Drought, debt and politics drive economics and poultry according to the theme of the Milton L. Dendy keynote address at the 2013 International Poultry Science Forum.

Dr. Terry Barr, senior director of industry research, Knowledge Exchange Division, CoBank, examined the general economic outlook over the next couple of years, and how the difficulties that lie ahead will impact on the poultry industry.

In relation to commodity prices, he started by asking: “What is the new normal?” He noted that, up until 2002, there had been relative stability, but that this had been followed by ramping up in prices reflecting global growth. Since 2008, there has been economic turmoil, sovereign debt and crop shortfalls, and so there has been no opportunity to see how things will settle.

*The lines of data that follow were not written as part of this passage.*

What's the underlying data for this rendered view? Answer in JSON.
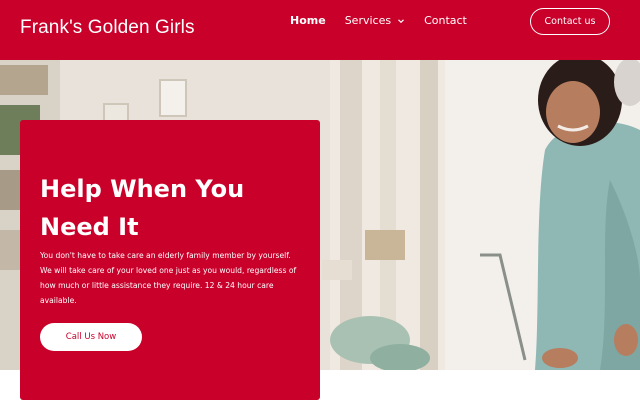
{
  "header": {
    "brand": "Frank's Golden Girls",
    "nav": [
      {
        "label": "Home",
        "active": true
      },
      {
        "label": "Services",
        "dropdown": true
      },
      {
        "label": "Contact"
      }
    ],
    "cta_label": "Contact us"
  },
  "hero": {
    "title": "Help When You Need It",
    "text": "You don't have to take care an elderly family member by yourself. We will take care of your loved one just as you would, regardless of how much or little assistance they require. 12 & 24 hour care available.",
    "button_label": "Call Us Now"
  },
  "colors": {
    "brand_red": "#c8002a",
    "white": "#ffffff"
  }
}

The last five years have been characterized by recession, rising fiscal deficits, massive liquidity infusions and low-interest rates, rapid growth in emerging markets and their middle classes, rising energy prices, a rapid growth in biofuels, multi-year crop shortfalls and low grain stocks.

So what of the next five years? The sovereign debt crisis in Europe is likely to continue, accompanied by subdued growth/fiscal austerity and interest rates are expected to remain low until late 2014. Overall, European growth is expected to remain weak until at least 2015.

Growth in emerging markets will be tempered, yet China will remain the driver of global growth, with its economy forecast to achieve a growth rate of 8 percent. Despite this role, the new government in China could introduce some policy changes, and what these will be remains unclear.


Weather-permitting, there should be a rebuilding of grain stocks, which is positive. While the global economy is expected to stay in positive territory -- expanding by 3 percent -- it is ill-prepared for further shocks.

There will be a shift in purchasing power, with China and India accounting for 70 percent of the growth in middle classes between 2000 and 2030. Yet this is unlikely a smooth upward curve, and fluctuations in their ability to pay will dictate the market.

In the U.S., virtually every sector of the economy is expected to witness change, and investment strategies will remain subdued while risk remains. The economy is expected to grow by only 2 percent. Employment in the U.S. is expected to remain an issue.

Gains in U.S. meat production will be focused on poultry and pork, yet will be dependent on export markets. The growth in U.S. poultry exports has been dramatic since the early 1990s, yet now there is far greater competition in the international arena. Nevertheless, U.S. producers have responded well to this by diversifying the geographic spread of the export destinations.

While the outlook for growth remains positive, albeit low, for the next couple of years, Barr pointed out that we are dependent on Mother Nature to “give us a break” if feed costs are to come down, and even so, it will take some time for things to even out.